By Vivian Sequera and Stephanie Nebehay
CARACAS/GENEVA (Reuters) – Venezuelan authorities must conduct an independent and transparent investigation into the death in custody of a navy captain amid allegations of torture, U.N. human rights chief Michelle Bachelet said on Monday.
President Nicolas Maduro’s government over the weekend confirmed the death on June 29 of Rafael Acosta, arrested eight days earlier for alleged participation in a coup plot, without providing details on the cause of death or commenting on the torture accusations.
Human rights organizations and political leaders have accused Maduro’s government of torturing Acosta to death and refusing to clarify the circumstances. Earlier on Monday, Acosta’s wife, Waleswka Perez, had called for the United Nations to investigate.
Bachelet said it was “imperative” that Venezuelan authorities conduct a “prompt, thorough, effective, independent, impartial and transparent investigation into his death.”
“I am shocked by the alleged torture of Captain Acosta Arévalo, and that his treatment in custody may have been the cause of his death. I remind the Venezuelan authorities that they are responsible for the life, and the physical and psychological integrity of all people deprived of their liberty,” Bachelet said in a statement released by her office.
Bachelet visited Venezuela in June to speak with Maduro and opposition leader Juan Guaido about human rights violations committed by authorities and had said two U.N. rights experts would remain in the country to follow up on rights issues.
Acosta’s wife, Perez, demanded that the government hand over Acosta’s body so it could be inspected for signs of torture.
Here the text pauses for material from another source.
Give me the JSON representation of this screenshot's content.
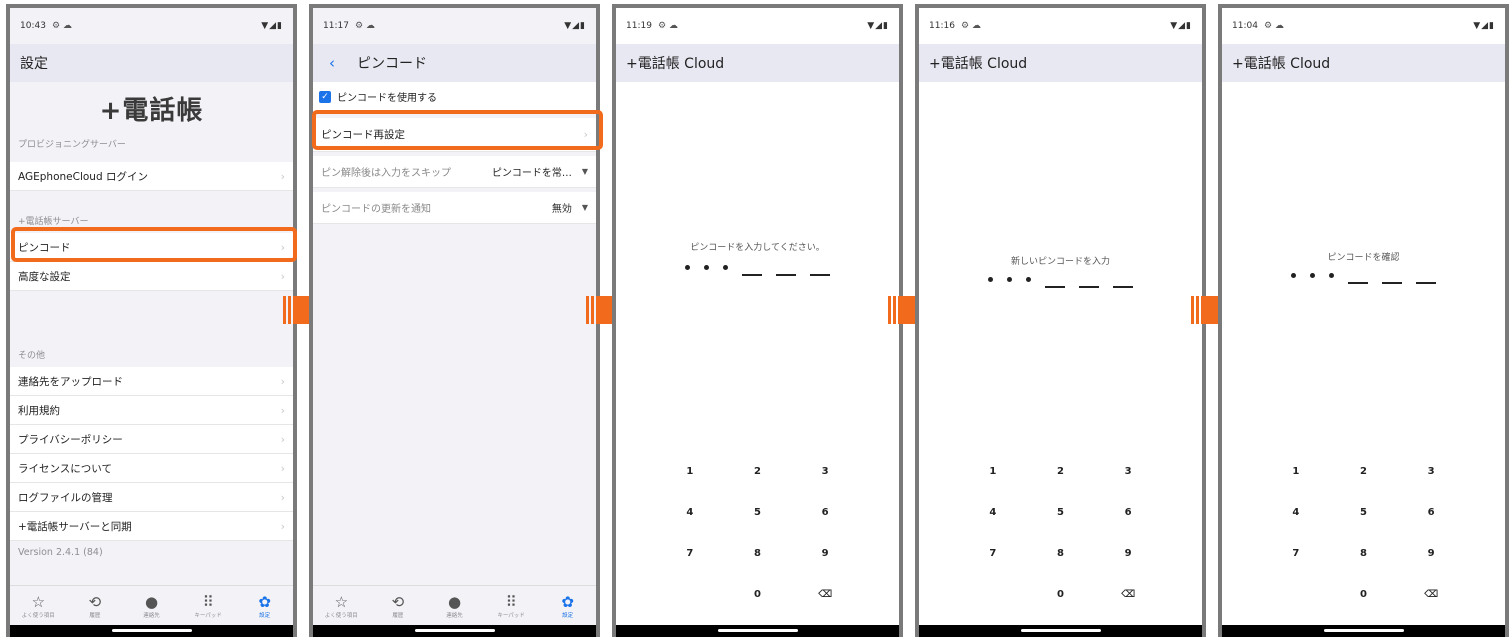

The United States and the Lima Group of Latin American nations have also condemned the Maduro government over the incident.
“I request international support for an independent forensic examination by the United Nations to determine the cause of death of the father of my children,” Perez wrote on Twitter.
Venezuela’s information ministry did not respond to a request for comment on Monday.
Alonso Medina, a lawyer representing Acosta’s family, said authorities had detained two officials from military intelligence agency DGCIM, which was holding Acosta.
“This is not enough,” he said in a telephone interview, adding that the investigation should focus on the country’s top military officials because the case implicates the armed forces as an institution in the use of torture.
Acosta, 50, was detained on June 21. When he was taken to a military tribunal on June 28, he was in a wheelchair and was barely able to speak after having been beaten so severely, Perez said over the weekend in televised interviews from Colombia.
The judge sent him to a military hospital, where he died in the early hours of June 29. Despite numerous requests, neither his family nor his lawyer have been given access to his body, Bachelet said.
A defence ministry statement on Sunday said Acosta fainted at the start of the tribunal hearing and was transferred to a military hospital, without offering any further details.
Venezuelan state agencies have not responded to queries as to the cause of his death.
(This story corrects date of Bachelet’s visit to Venezuela from May to June in sixth paragraph)
(Reporting by Vivian Sequera and Corina Pons in Caracas, and Stephanie Nebehay in Geneva; Writing by Brian Ellsworth and Angus Berwick; Editing by James Dalgleish)